The owner of an East Palo Alto day care center who lost her home and livelihood after a plane slammed into her house in February 2010 has reached a settlement with Tesla Motors and the deceased pilot's estate, according to papers filed in Santa Clara County Superior Court.
The agreement came on July 3, five days before a scheduled jury trial, according to court documents. Homeowner Lisa Jones and six plaintiffs who lived or worked in the house sought unspecified damages in the long-running lawsuit, which was filed Nov. 22, 2010.
Reached on Tuesday, Jones declined to comment on whether the settlement would be enough to rebuild her home and restart her business, Eppie's Day Care. Sources close to the family characterized the settlement as disappointing. Jones said only that she will rebuild her home on Beech Street.
Tesla and attorneys for both sides did not return calls requesting comment.
On the morning of Feb. 17, 2010, pilot Douglas Bourn's twin-engine Cessna 310R plummeted from the sky and struck the roof of Jones' house. Jones' two daughters were asleep in their bedrooms. She was in the shower, she said.
Within seconds, her family and day care workers were running for their lives.
"The flames were in our faces," she later recalled.
Fortunately, children had not yet arrived for day care.
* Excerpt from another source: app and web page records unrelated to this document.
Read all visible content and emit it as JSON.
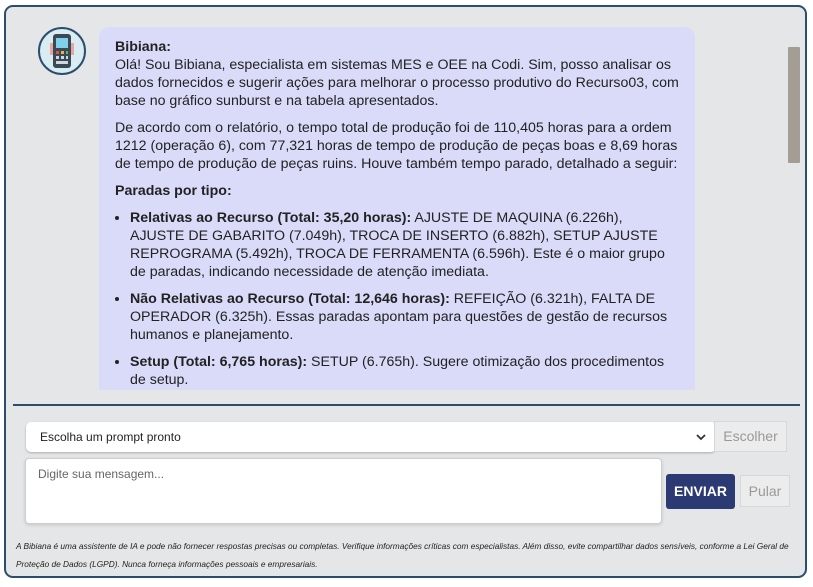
{
  "chat": {
    "avatar_icon": "robot-avatar-icon",
    "message": {
      "sender": "Bibiana:",
      "intro": "Olá! Sou Bibiana, especialista em sistemas MES e OEE na Codi. Sim, posso analisar os dados fornecidos e sugerir ações para melhorar o processo produtivo do Recurso03, com base no gráfico sunburst e na tabela apresentados.",
      "report": "De acordo com o relatório, o tempo total de produção foi de 110,405 horas para a ordem 1212 (operação 6), com 77,321 horas de tempo de produção de peças boas e 8,69 horas de tempo de produção de peças ruins. Houve também tempo parado, detalhado a seguir:",
      "section_title": "Paradas por tipo:",
      "items": [
        {
          "title": "Relativas ao Recurso (Total: 35,20 horas):",
          "text": " AJUSTE DE MAQUINA (6.226h), AJUSTE DE GABARITO (7.049h), TROCA DE INSERTO (6.882h), SETUP AJUSTE REPROGRAMA (5.492h), TROCA DE FERRAMENTA (6.596h). Este é o maior grupo de paradas, indicando necessidade de atenção imediata."
        },
        {
          "title": "Não Relativas ao Recurso (Total: 12,646 horas):",
          "text": " REFEIÇÃO (6.321h), FALTA DE OPERADOR (6.325h). Essas paradas apontam para questões de gestão de recursos humanos e planejamento."
        },
        {
          "title": "Setup (Total: 6,765 horas):",
          "text": " SETUP (6.765h). Sugere otimização dos procedimentos de setup."
        }
      ]
    }
  },
  "input": {
    "prompt_select_value": "Escolha um prompt pronto",
    "choose_label": "Escolher",
    "message_placeholder": "Digite sua mensagem...",
    "send_label": "ENVIAR",
    "skip_label": "Pular"
  },
  "disclaimer": "A Bibiana é uma assistente de IA e pode não fornecer respostas precisas ou completas. Verifique informações críticas com especialistas. Além disso, evite compartilhar dados sensíveis, conforme a Lei Geral de Proteção de Dados (LGPD). Nunca forneça informações pessoais e empresariais.",
  "colors": {
    "panel_border": "#2b4e6e",
    "bubble_background": "#dadbf9",
    "send_button": "#2c3a73"
  }
}
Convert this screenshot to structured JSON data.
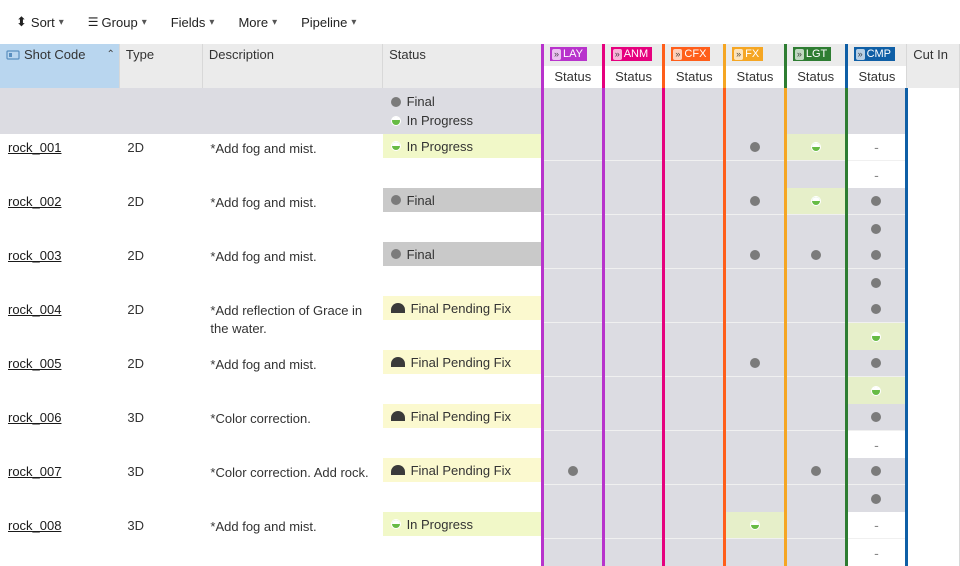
{
  "toolbar": {
    "sort": "Sort",
    "group": "Group",
    "fields": "Fields",
    "more": "More",
    "pipeline": "Pipeline"
  },
  "headers": {
    "shot_code": "Shot Code",
    "type": "Type",
    "description": "Description",
    "status": "Status",
    "cut_in": "Cut In"
  },
  "pipeline_steps": [
    {
      "code": "LAY",
      "color": "#b833cc"
    },
    {
      "code": "ANM",
      "color": "#e6007e"
    },
    {
      "code": "CFX",
      "color": "#ff5e1a"
    },
    {
      "code": "FX",
      "color": "#f5a623"
    },
    {
      "code": "LGT",
      "color": "#2e7d32"
    },
    {
      "code": "CMP",
      "color": "#0f5fa6"
    }
  ],
  "sub_header": "Status",
  "summary": {
    "line1": {
      "icon": "dot-grey",
      "label": "Final"
    },
    "line2": {
      "icon": "dot-green",
      "label": "In Progress"
    }
  },
  "status_labels": {
    "in_progress": "In Progress",
    "final": "Final",
    "final_pending_fix": "Final Pending Fix"
  },
  "rows": [
    {
      "shot": "rock_001",
      "type": "2D",
      "desc": "*Add fog and mist.",
      "status": {
        "kind": "in_progress",
        "label": "In Progress"
      },
      "pipe": [
        {
          "subs": [
            null,
            null
          ]
        },
        {
          "subs": [
            null,
            null
          ]
        },
        {
          "subs": [
            null,
            null
          ]
        },
        {
          "subs": [
            {
              "dot": "grey"
            },
            null
          ]
        },
        {
          "subs": [
            {
              "dot": "green"
            },
            null
          ]
        },
        {
          "subs": [
            {
              "dot": "dash"
            },
            {
              "dot": "dash"
            }
          ]
        }
      ]
    },
    {
      "shot": "rock_002",
      "type": "2D",
      "desc": "*Add fog and mist.",
      "status": {
        "kind": "final",
        "label": "Final"
      },
      "pipe": [
        {
          "subs": [
            null,
            null
          ]
        },
        {
          "subs": [
            null,
            null
          ]
        },
        {
          "subs": [
            null,
            null
          ]
        },
        {
          "subs": [
            {
              "dot": "grey"
            },
            null
          ]
        },
        {
          "subs": [
            {
              "dot": "green"
            },
            null
          ]
        },
        {
          "subs": [
            {
              "dot": "grey"
            },
            {
              "dot": "grey"
            }
          ]
        }
      ]
    },
    {
      "shot": "rock_003",
      "type": "2D",
      "desc": "*Add fog and mist.",
      "status": {
        "kind": "final",
        "label": "Final"
      },
      "pipe": [
        {
          "subs": [
            null,
            null
          ]
        },
        {
          "subs": [
            null,
            null
          ]
        },
        {
          "subs": [
            null,
            null
          ]
        },
        {
          "subs": [
            {
              "dot": "grey"
            },
            null
          ]
        },
        {
          "subs": [
            {
              "dot": "grey"
            },
            null
          ]
        },
        {
          "subs": [
            {
              "dot": "grey"
            },
            {
              "dot": "grey"
            }
          ]
        }
      ]
    },
    {
      "shot": "rock_004",
      "type": "2D",
      "desc": "*Add reflection of Grace in the water.",
      "status": {
        "kind": "pending",
        "label": "Final Pending Fix"
      },
      "pipe": [
        {
          "subs": [
            null,
            null
          ]
        },
        {
          "subs": [
            null,
            null
          ]
        },
        {
          "subs": [
            null,
            null
          ]
        },
        {
          "subs": [
            null,
            null
          ]
        },
        {
          "subs": [
            null,
            null
          ]
        },
        {
          "subs": [
            {
              "dot": "grey"
            },
            {
              "dot": "green"
            }
          ]
        }
      ]
    },
    {
      "shot": "rock_005",
      "type": "2D",
      "desc": "*Add fog and mist.",
      "status": {
        "kind": "pending",
        "label": "Final Pending Fix"
      },
      "pipe": [
        {
          "subs": [
            null,
            null
          ]
        },
        {
          "subs": [
            null,
            null
          ]
        },
        {
          "subs": [
            null,
            null
          ]
        },
        {
          "subs": [
            {
              "dot": "grey"
            },
            null
          ]
        },
        {
          "subs": [
            null,
            null
          ]
        },
        {
          "subs": [
            {
              "dot": "grey"
            },
            {
              "dot": "green"
            }
          ]
        }
      ]
    },
    {
      "shot": "rock_006",
      "type": "3D",
      "desc": "*Color correction.",
      "status": {
        "kind": "pending",
        "label": "Final Pending Fix"
      },
      "pipe": [
        {
          "subs": [
            null,
            null
          ]
        },
        {
          "subs": [
            null,
            null
          ]
        },
        {
          "subs": [
            null,
            null
          ]
        },
        {
          "subs": [
            null,
            null
          ]
        },
        {
          "subs": [
            null,
            null
          ]
        },
        {
          "subs": [
            {
              "dot": "grey"
            },
            {
              "dot": "dash"
            }
          ]
        }
      ]
    },
    {
      "shot": "rock_007",
      "type": "3D",
      "desc": "*Color correction. Add rock.",
      "status": {
        "kind": "pending",
        "label": "Final Pending Fix"
      },
      "pipe": [
        {
          "subs": [
            {
              "dot": "grey"
            },
            null
          ]
        },
        {
          "subs": [
            null,
            null
          ]
        },
        {
          "subs": [
            null,
            null
          ]
        },
        {
          "subs": [
            null,
            null
          ]
        },
        {
          "subs": [
            {
              "dot": "grey"
            },
            null
          ]
        },
        {
          "subs": [
            {
              "dot": "grey"
            },
            {
              "dot": "grey"
            }
          ]
        }
      ]
    },
    {
      "shot": "rock_008",
      "type": "3D",
      "desc": "*Add fog and mist.",
      "status": {
        "kind": "in_progress",
        "label": "In Progress"
      },
      "pipe": [
        {
          "subs": [
            null,
            null
          ]
        },
        {
          "subs": [
            null,
            null
          ]
        },
        {
          "subs": [
            null,
            null
          ]
        },
        {
          "subs": [
            {
              "dot": "green"
            },
            null
          ]
        },
        {
          "subs": [
            null,
            null
          ]
        },
        {
          "subs": [
            {
              "dot": "dash"
            },
            {
              "dot": "dash"
            }
          ]
        }
      ]
    }
  ]
}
Minutes before, Bourn had taken off in dense morning fog from Palo Alto Municipal Airport, headed to Hawthorne, Calif. for a business trip. The plane struck a high-voltage utility tower and smashed into the nearby Beech Street neighborhood, killing Bourn and two passengers, Brian Finn, 42, and Andrew Ingram, 31, all Tesla Motors employees.
Jones' home was the first in the path of destruction. The plane's wing struck the roof and sheared off, bursting into flames. Then the landing gear and other parts fell on two other homes. The fuselage skidded down the street and exploded in a fireball. In all, five homes were damaged along with several vehicles. Miraculously, fire officials said at the time, no one on the ground was injured.
But long after the scorch marks were erased by time and rain, the ordeal for Jones has continued.
Nearly every day for the past 3.5 years, Jones has kept watch at her condemned, boarded-up Beech Street house, often sitting in her parked car to keep an eye on things.
"I don't want to lose all sense of my community. It's still my block. I just wanted to have a sense of belonging," she said one year after the crash.
Jones grew up in East Palo Alto and has close ties to the community. She has lived in the city since 1966 and attended nearby schools, including Brentwood Elementary, she said. At 14, she started her first job in the city, and then she operated Eppie's Day Care for 17 years.
Beech Street residents said Jones is still a part of their close-knit neighborhood. Some kind souls have tended her roses and mowed her lawn to help keep the place up. But Jones' home is a constant reminder of the tragedy, they said. Torn black plastic covers a hole in the roof, and the city's weathered condemnation notice is peeling near the door.
"I'm not giving up. I want to get back to my home," Jones said.
Jones' lawsuit is the fourth of five related to the crash to have settled. Other victims also sued Tesla, Bourn's estate and his company, Air Unique: Finn's ex-wife and young daughter, Ingram's parents, and a pair of Beech Street residents. Those three lawsuits settled late in 2012.
Attorneys for those cases have not commented on the outcomes.
Only one lawsuit remains unresolved: Jose Cortez-Herrera, whose home and belongings were damaged by smoke, has a case scheduled for jury trial in early December, according to court papers.
Lawsuits settled for East Palo Alto plane crash (Oct. 26, 2012)
Dark day for two cities (Feb. 19, 2010)
'There was fire everywhere,' crash witness reports (Feb. 17, 2010)